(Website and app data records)
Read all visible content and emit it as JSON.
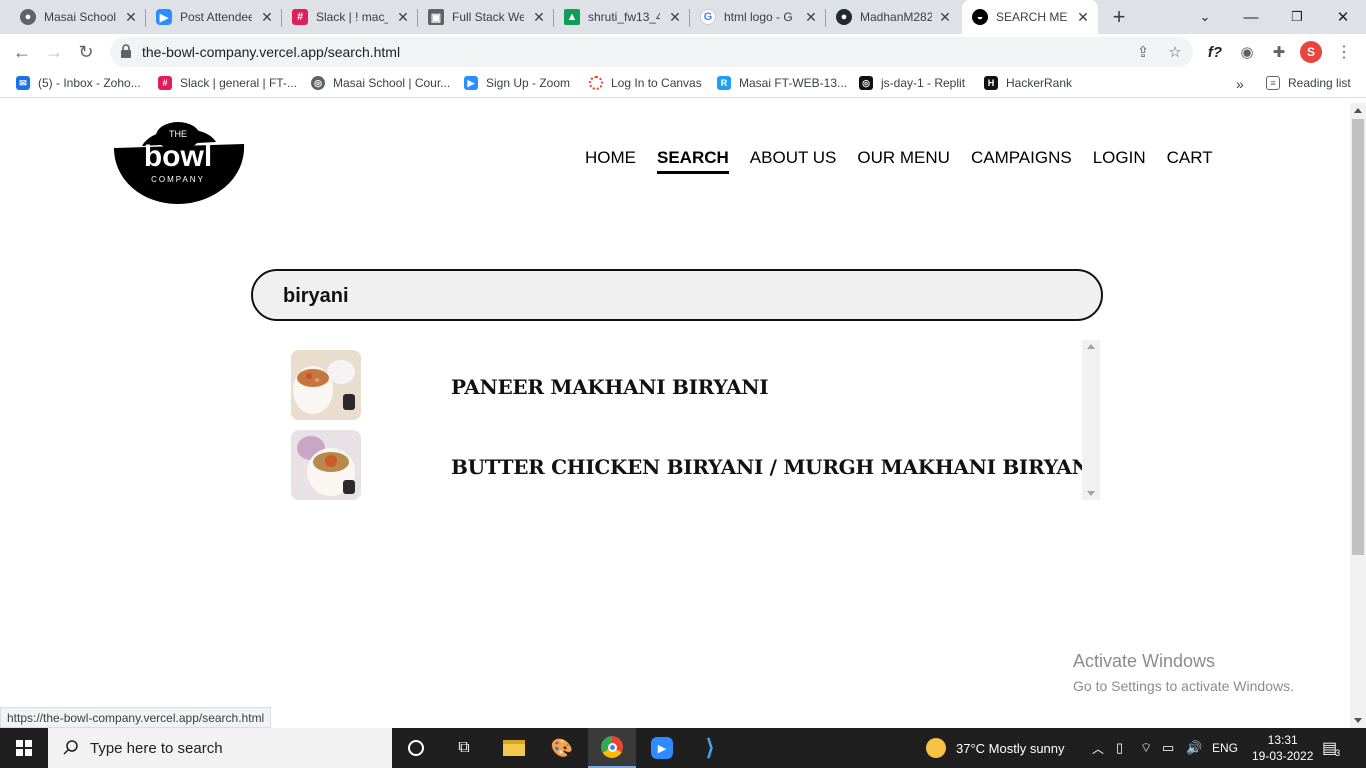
{
  "browser": {
    "tabs": [
      {
        "title": "Masai School",
        "icon": "masai-icon",
        "color": "#5f6368"
      },
      {
        "title": "Post Attendee",
        "icon": "zoom-icon",
        "color": "#2d8cff"
      },
      {
        "title": "Slack | ! mac_",
        "icon": "slack-icon",
        "color": "#e01e5a"
      },
      {
        "title": "Full Stack Web",
        "icon": "course-icon",
        "color": "#5f6368"
      },
      {
        "title": "shruti_fw13_4",
        "icon": "drive-icon",
        "color": "#0f9d58"
      },
      {
        "title": "html logo - G",
        "icon": "google-icon",
        "color": "#4285f4"
      },
      {
        "title": "MadhanM282",
        "icon": "github-icon",
        "color": "#24292e"
      },
      {
        "title": "SEARCH MENU",
        "icon": "bowl-icon",
        "color": "#000000"
      }
    ],
    "new_tab": "+",
    "url": "the-bowl-company.vercel.app/search.html",
    "profile_initial": "S",
    "bookmarks": [
      {
        "label": "(5) - Inbox - Zoho...",
        "icon": "zoho-icon",
        "color": "#1a73e8"
      },
      {
        "label": "Slack | general | FT-...",
        "icon": "slack-icon",
        "color": "#e01e5a"
      },
      {
        "label": "Masai School | Cour...",
        "icon": "globe-icon",
        "color": "#5f6368"
      },
      {
        "label": "Sign Up - Zoom",
        "icon": "zoom-icon",
        "color": "#2d8cff"
      },
      {
        "label": "Log In to Canvas",
        "icon": "canvas-icon",
        "color": "#e4462c"
      },
      {
        "label": "Masai FT-WEB-13...",
        "icon": "replit-icon",
        "color": "#1ea0f2"
      },
      {
        "label": "js-day-1 - Replit",
        "icon": "replit-icon",
        "color": "#111111"
      },
      {
        "label": "HackerRank",
        "icon": "hackerrank-icon",
        "color": "#111111"
      }
    ],
    "more_bookmarks": "»",
    "reading_list": "Reading list",
    "status_url": "https://the-bowl-company.vercel.app/search.html"
  },
  "site": {
    "logo": {
      "top": "THE",
      "middle": "bowl",
      "bottom": "COMPANY"
    },
    "nav": [
      "HOME",
      "SEARCH",
      "ABOUT US",
      "OUR MENU",
      "CAMPAIGNS",
      "LOGIN",
      "CART"
    ],
    "active_nav": "SEARCH",
    "search_value": "biryani",
    "results": [
      {
        "name": "PANEER MAKHANI BIRYANI"
      },
      {
        "name": "BUTTER CHICKEN BIRYANI / MURGH MAKHANI BIRYANI"
      }
    ]
  },
  "watermark": {
    "line1": "Activate Windows",
    "line2": "Go to Settings to activate Windows."
  },
  "taskbar": {
    "search_placeholder": "Type here to search",
    "weather": "37°C  Mostly sunny",
    "language": "ENG",
    "time": "13:31",
    "date": "19-03-2022",
    "notifications": "3"
  }
}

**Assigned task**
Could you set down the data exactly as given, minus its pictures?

**Exercise result**
Read all visible content and emit it as JSON.
{
  "browser": {
    "tabs": [
      {
        "title": "Masai School",
        "icon": "masai-icon",
        "color": "#5f6368"
      },
      {
        "title": "Post Attendee",
        "icon": "zoom-icon",
        "color": "#2d8cff"
      },
      {
        "title": "Slack | ! mac_",
        "icon": "slack-icon",
        "color": "#e01e5a"
      },
      {
        "title": "Full Stack Web",
        "icon": "course-icon",
        "color": "#5f6368"
      },
      {
        "title": "shruti_fw13_4",
        "icon": "drive-icon",
        "color": "#0f9d58"
      },
      {
        "title": "html logo - G",
        "icon": "google-icon",
        "color": "#4285f4"
      },
      {
        "title": "MadhanM282",
        "icon": "github-icon",
        "color": "#24292e"
      },
      {
        "title": "SEARCH MENU",
        "icon": "bowl-icon",
        "color": "#000000"
      }
    ],
    "new_tab": "+",
    "url": "the-bowl-company.vercel.app/search.html",
    "profile_initial": "S",
    "bookmarks": [
      {
        "label": "(5) - Inbox - Zoho...",
        "icon": "zoho-icon",
        "color": "#1a73e8"
      },
      {
        "label": "Slack | general | FT-...",
        "icon": "slack-icon",
        "color": "#e01e5a"
      },
      {
        "label": "Masai School | Cour...",
        "icon": "globe-icon",
        "color": "#5f6368"
      },
      {
        "label": "Sign Up - Zoom",
        "icon": "zoom-icon",
        "color": "#2d8cff"
      },
      {
        "label": "Log In to Canvas",
        "icon": "canvas-icon",
        "color": "#e4462c"
      },
      {
        "label": "Masai FT-WEB-13...",
        "icon": "replit-icon",
        "color": "#1ea0f2"
      },
      {
        "label": "js-day-1 - Replit",
        "icon": "replit-icon",
        "color": "#111111"
      },
      {
        "label": "HackerRank",
        "icon": "hackerrank-icon",
        "color": "#111111"
      }
    ],
    "more_bookmarks": "»",
    "reading_list": "Reading list",
    "status_url": "https://the-bowl-company.vercel.app/search.html"
  },
  "site": {
    "logo": {
      "top": "THE",
      "middle": "bowl",
      "bottom": "COMPANY"
    },
    "nav": [
      "HOME",
      "SEARCH",
      "ABOUT US",
      "OUR MENU",
      "CAMPAIGNS",
      "LOGIN",
      "CART"
    ],
    "active_nav": "SEARCH",
    "search_value": "biryani",
    "results": [
      {
        "name": "PANEER MAKHANI BIRYANI"
      },
      {
        "name": "BUTTER CHICKEN BIRYANI / MURGH MAKHANI BIRYANI"
      }
    ]
  },
  "watermark": {
    "line1": "Activate Windows",
    "line2": "Go to Settings to activate Windows."
  },
  "taskbar": {
    "search_placeholder": "Type here to search",
    "weather": "37°C  Mostly sunny",
    "language": "ENG",
    "time": "13:31",
    "date": "19-03-2022",
    "notifications": "3"
  }
}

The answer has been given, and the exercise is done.